Beyond sclerotherapy and EVTA.
You may have heard of treatments other than sclerotherapy and EVTA as you’ve been researching. In certain situations, some can be practical options, but many are not–that’s why it’s important to consult with a vascular specialist who can help you understand the whole picture. Sclerotherapy and endovenous laser treatment are not the only options out there, but they are known to be among the safest, least painful, and most effective. However, we still feel it’s best to address the advantages and disadvantages of other treatment options in order to give you the full story.
Recommended alternative vein treatments:
What they are: Compression stockings are prescription garments that fit tighter around the foot and gradually loosen compression as they move up the leg. They are designed to increase your blood flow, and to help push your veins blood back upward toward your heart.
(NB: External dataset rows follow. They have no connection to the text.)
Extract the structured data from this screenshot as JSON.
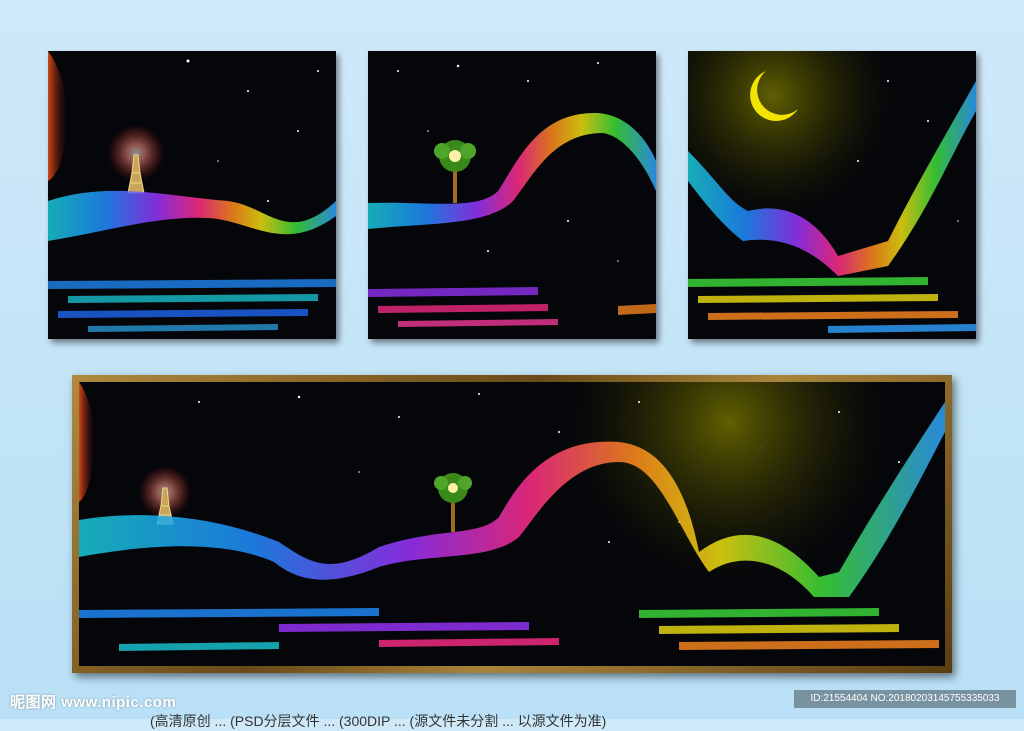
{
  "watermark": {
    "site": "昵图网 www.nipic.com",
    "id_text": "ID:21554404 NO:20180203145755335033"
  },
  "caption": "(高清原创 ... (PSD分层文件 ... (300DIP ... (源文件未分割 ... 以源文件为准)",
  "colors": {
    "background": "#c4e4f7",
    "frame": "#8a6a2a",
    "night": "#05060a",
    "moon": "#f2e400"
  }
}
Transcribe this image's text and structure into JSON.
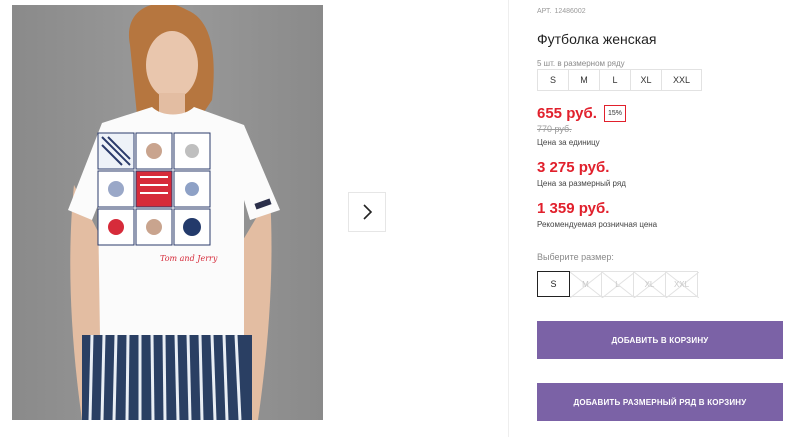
{
  "product": {
    "sku_label": "АРТ.",
    "sku": "12486002",
    "title": "Футболка женская",
    "pack_caption": "5 шт. в размерном ряду",
    "pack_sizes": [
      "S",
      "M",
      "L",
      "XL",
      "XXL"
    ],
    "price": "655 руб.",
    "discount": "15%",
    "old_price": "770 руб.",
    "price_caption": "Цена за единицу",
    "pack_price": "3 275 руб.",
    "pack_price_caption": "Цена за размерный ряд",
    "retail_price": "1 359 руб.",
    "retail_price_caption": "Рекомендуемая розничная цена",
    "choose_label": "Выберите размер:",
    "size_options": [
      {
        "label": "S",
        "state": "selected"
      },
      {
        "label": "M",
        "state": "unavailable"
      },
      {
        "label": "L",
        "state": "unavailable"
      },
      {
        "label": "XL",
        "state": "unavailable"
      },
      {
        "label": "XXL",
        "state": "unavailable"
      }
    ],
    "add_to_cart": "ДОБАВИТЬ В КОРЗИНУ",
    "add_pack_to_cart": "ДОБАВИТЬ РАЗМЕРНЫЙ РЯД В КОРЗИНУ"
  },
  "gallery": {
    "next_icon": "chevron-right-icon",
    "print_text": "Tom and Jerry"
  },
  "colors": {
    "accent_button": "#7b62a6",
    "price_red": "#e1202c"
  }
}
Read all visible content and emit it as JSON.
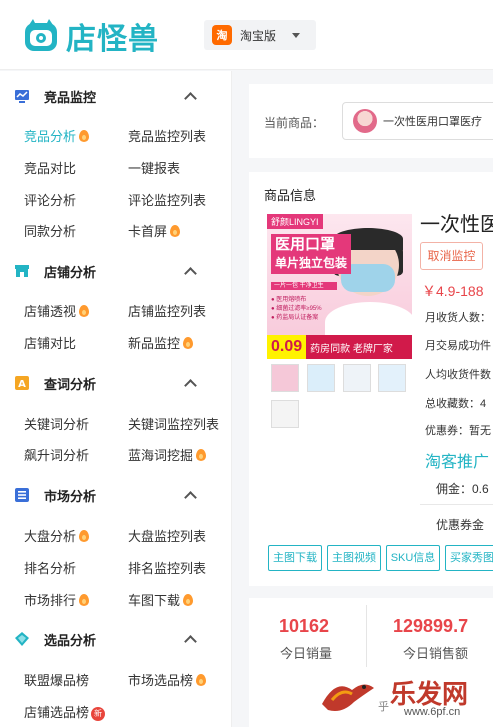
{
  "header": {
    "logo_text": "店怪兽",
    "platform": {
      "badge": "淘",
      "label": "淘宝版"
    }
  },
  "sidebar": {
    "sections": [
      {
        "title": "竞品监控",
        "icon": "monitor-chart-icon",
        "items": [
          {
            "label": "竞品分析",
            "hot": true,
            "active": true
          },
          {
            "label": "竞品监控列表"
          },
          {
            "label": "竞品对比"
          },
          {
            "label": "一键报表"
          },
          {
            "label": "评论分析"
          },
          {
            "label": "评论监控列表"
          },
          {
            "label": "同款分析"
          },
          {
            "label": "卡首屏",
            "hot": true
          }
        ]
      },
      {
        "title": "店铺分析",
        "icon": "shop-icon",
        "items": [
          {
            "label": "店铺透视",
            "hot": true
          },
          {
            "label": "店铺监控列表"
          },
          {
            "label": "店铺对比"
          },
          {
            "label": "新品监控",
            "hot": true
          }
        ]
      },
      {
        "title": "查词分析",
        "icon": "keyword-a-icon",
        "items": [
          {
            "label": "关键词分析"
          },
          {
            "label": "关键词监控列表"
          },
          {
            "label": "飙升词分析"
          },
          {
            "label": "蓝海词挖掘",
            "hot": true
          }
        ]
      },
      {
        "title": "市场分析",
        "icon": "list-icon",
        "items": [
          {
            "label": "大盘分析",
            "hot": true
          },
          {
            "label": "大盘监控列表"
          },
          {
            "label": "排名分析"
          },
          {
            "label": "排名监控列表"
          },
          {
            "label": "市场排行",
            "hot": true
          },
          {
            "label": "车图下载",
            "hot": true
          }
        ]
      },
      {
        "title": "选品分析",
        "icon": "diamond-icon",
        "items": [
          {
            "label": "联盟爆品榜"
          },
          {
            "label": "市场选品榜",
            "hot": true
          },
          {
            "label": "店铺选品榜",
            "new_badge": "新"
          }
        ]
      }
    ]
  },
  "main": {
    "current_label": "当前商品：",
    "current_product": "一次性医用口罩医疗",
    "info_title": "商品信息",
    "image": {
      "brand": "舒颜LINGYI",
      "headline1": "医用口罩",
      "headline2": "单片独立包装",
      "line1": "一片一包 干净卫生",
      "line2": "● 医用熔喷布",
      "line3": "● 细菌过滤率≥95%",
      "line4": "● 药监局认证备案",
      "price_tag": "0.09",
      "tagline": "药房同款 老牌厂家"
    },
    "product_title": "一次性医",
    "cancel_button": "取消监控",
    "price": "￥4.9-188",
    "meta": [
      "月收货人数：",
      "月交易成功件",
      "人均收货件数",
      "总收藏数：4",
      "优惠券：暂无"
    ],
    "promo": "淘客推广",
    "commission": "佣金：0.6",
    "coupon_amount": "优惠券金",
    "buttons": [
      "主图下载",
      "主图视频",
      "SKU信息",
      "买家秀图"
    ],
    "stats": [
      {
        "value": "10162",
        "label": "今日销量"
      },
      {
        "value": "129899.7",
        "label": "今日销售额"
      }
    ]
  },
  "watermark": {
    "brand": "乐发网",
    "url": "www.6pf.cn",
    "prefix": "乎"
  }
}
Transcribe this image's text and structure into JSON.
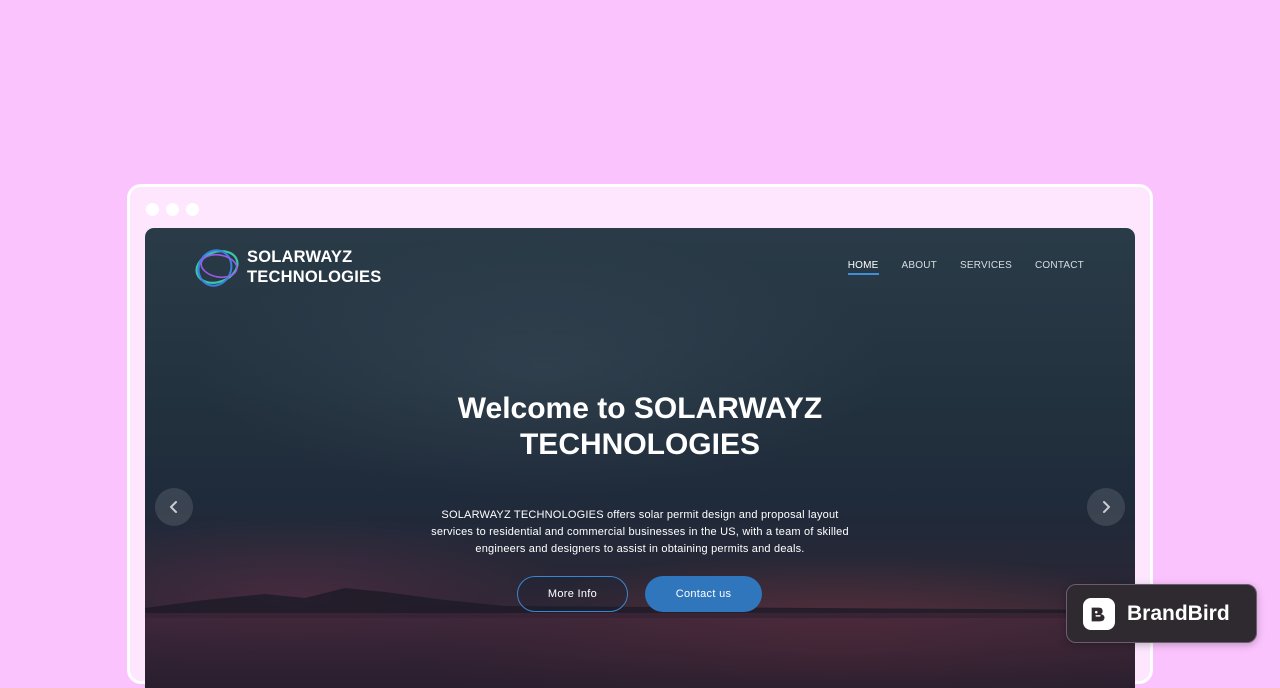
{
  "site": {
    "logo_line1": "SOLARWAYZ",
    "logo_line2": "TECHNOLOGIES",
    "nav": [
      {
        "label": "HOME",
        "active": true
      },
      {
        "label": "ABOUT",
        "active": false
      },
      {
        "label": "SERVICES",
        "active": false
      },
      {
        "label": "CONTACT",
        "active": false
      }
    ],
    "hero": {
      "title_line1": "Welcome to SOLARWAYZ",
      "title_line2": "TECHNOLOGIES",
      "description": "SOLARWAYZ TECHNOLOGIES offers solar permit design and proposal layout services to residential and commercial businesses in the US, with a team of skilled engineers and designers to assist in obtaining permits and deals.",
      "more_info_label": "More Info",
      "contact_label": "Contact us"
    }
  },
  "colors": {
    "page_background": "#fbc3fd",
    "accent_blue": "#2f76bd",
    "nav_active_underline": "#3f8fd6"
  },
  "badge": {
    "label": "BrandBird"
  }
}
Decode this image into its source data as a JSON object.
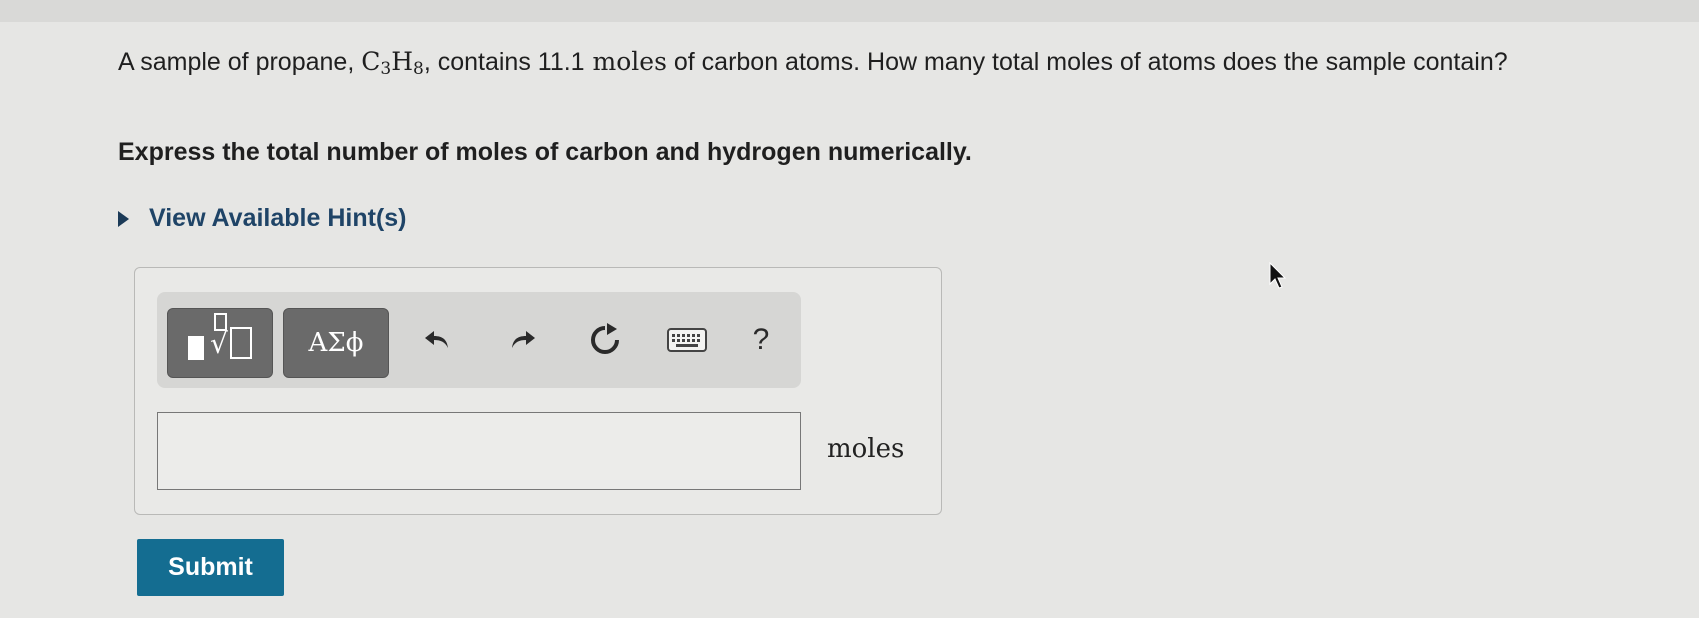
{
  "question": {
    "part1": "A sample of propane, ",
    "formula": {
      "c": "C",
      "c_sub": "3",
      "h": "H",
      "h_sub": "8"
    },
    "part2": ", contains ",
    "amount": "11.1",
    "part3": " moles",
    "part4": " of carbon atoms. How many total moles of atoms does the sample contain?"
  },
  "instruction": "Express the total number of moles of carbon and hydrogen numerically.",
  "hint": {
    "label": "View Available Hint(s)",
    "icon": "caret-right-icon"
  },
  "toolbar": {
    "template_icon": "templates-icon",
    "greek_label": "ΑΣϕ",
    "undo_icon": "undo-icon",
    "redo_icon": "redo-icon",
    "reset_icon": "reset-icon",
    "keyboard_icon": "keyboard-icon",
    "help_label": "?"
  },
  "answer": {
    "value": "",
    "unit": "moles"
  },
  "submit": {
    "label": "Submit",
    "color": "#146d91"
  },
  "colors": {
    "background": "#e6e6e4",
    "hint_text": "#1f4467",
    "toolbar_button": "#6a6a6a"
  }
}
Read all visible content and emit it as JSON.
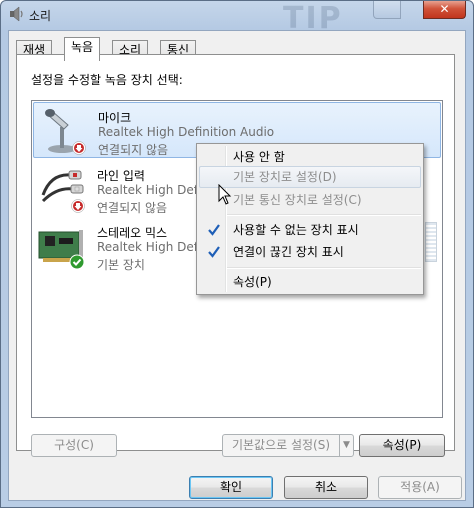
{
  "window": {
    "title": "소리",
    "watermark": "TIP",
    "close_glyph": "✕"
  },
  "tabs": [
    {
      "label": "재생",
      "active": false
    },
    {
      "label": "녹음",
      "active": true
    },
    {
      "label": "소리",
      "active": false
    },
    {
      "label": "통신",
      "active": false
    }
  ],
  "panel": {
    "caption": "설정을 수정할 녹음 장치 선택:"
  },
  "devices": [
    {
      "name": "마이크",
      "driver": "Realtek High Definition Audio",
      "status": "연결되지 않음",
      "icon": "microphone-icon",
      "badge": "disconnected-badge-icon"
    },
    {
      "name": "라인 입력",
      "driver": "Realtek High Definition Audio",
      "status": "연결되지 않음",
      "icon": "line-in-cable-icon",
      "badge": "disconnected-badge-icon"
    },
    {
      "name": "스테레오 믹스",
      "driver": "Realtek High Definition Audio",
      "status": "기본 장치",
      "icon": "sound-card-icon",
      "badge": "default-check-badge-icon"
    }
  ],
  "context_menu": {
    "items": [
      {
        "label": "사용 안 함",
        "enabled": true,
        "checked": false
      },
      {
        "label": "기본 장치로 설정(D)",
        "enabled": false,
        "checked": false
      },
      {
        "label": "기본 통신 장치로 설정(C)",
        "enabled": false,
        "checked": false
      },
      {
        "label": "사용할 수 없는 장치 표시",
        "enabled": true,
        "checked": true
      },
      {
        "label": "연결이 끊긴 장치 표시",
        "enabled": true,
        "checked": true
      },
      {
        "label": "속성(P)",
        "enabled": true,
        "checked": false
      }
    ]
  },
  "panel_buttons": {
    "configure": "구성(C)",
    "set_default": "기본값으로 설정(S)",
    "properties": "속성(P)"
  },
  "dialog_buttons": {
    "ok": "확인",
    "cancel": "취소",
    "apply": "적용(A)"
  },
  "colors": {
    "selection": "#d5e7fb",
    "close_button": "#c1351d",
    "check_blue": "#1f5fb7",
    "disconnected_red": "#c62b2b",
    "default_green": "#2f9a2f"
  }
}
Compression stockings for varicose veins may be required by your insurance company as a first course of action before authorizing coverage for medical treatment, so schedule a consultation at your nearest vein clinic to find out.
Pros: They can provide symptomatic relief of pain and swelling and can encourage healthier, more efficient blood flow. When used with other treatments they may also increase the effectiveness of those treatments, so they’re often helpful before or after sclerotherapy and EVTA treatments.
Cons: Compression stockings do not treat the underlying problem. Because vein disease is progressive, symptoms will typically worsen over time if the disease is not properly treated. Also, some people find compression stockings to be uncomfortable and hot.
What it is: A medical device that uses a process called thermocoagulation to destroy fine-thread spider veins.
Why VCA sometimes offers it: It offers you an alternative to laser or injection therapies. We offer it only at a limited number of our clinics, so call 844.890.8346 to ask whether Veinwave is available at your local Vein Clinics of America location.
Alternative treatments that we don’t recommend:
What it is: Varicose veins are surgically removed.
Why VCA does not recommend: The procedure is less effective and more invasive than EVTA. Vein disease is a chronic problem with new varicose veins developing over time, and repeated surgery for a potentially recurring problem is not an advisable solution.
Also, vein stripping entails a longer and more painful recovery time than minimally invasive procedures and it may result in scarring.
What it is: Removing veins through small incisions or needle punctures.
Why VCA does not recommend it: It can only be used for veins that are close to the skin’s surface and requires local anesthesia. If performed improperly, it can cause swelling, hematomas (collection of blood outside of a blood vessel) or nerve damage.1
1 Morrison N, Olivencia JA. Ambulatory phlebectomy. In: Fronek HL, ed. The Fundamentals of Phlebology: Venous Disease for Clinicians. 2nd ed. London, England: Royal Society of Medicine Press Ltd; 2008:65-68.
Surface Laser or Intense Pulse Light (IPL)
What it is: Lasers hit the lighter, more delicate spider veins close to the skin’s surface.
Why VCA does not recommend it: IPL isn’t as effective as sclerotherapy and can be quite painful.2 There’s also the possibility that it may damage or burn the skin. It is not considered the “gold standard” in treatment.
2 Goldman MP, Sadick NS, Weiss RA. Treatment of leg telangiectasias with lasers and high-intensity pulsed light. In: Fronek HL, ed. The Fundamentals of Phlebology: Venous Disease for Clinicians. 2nd ed. London, England: Royal Society of Medicine Press Ltd; 2008:47-52.
Creams and Ointments
What they are: Spider vein removal creams and creams to reduce varicose veins are topical products applied directly to the skin that are available over the counter.
Why VCA does not recommend it: They do not get rid of varicose or spider veins, or treat their root cause.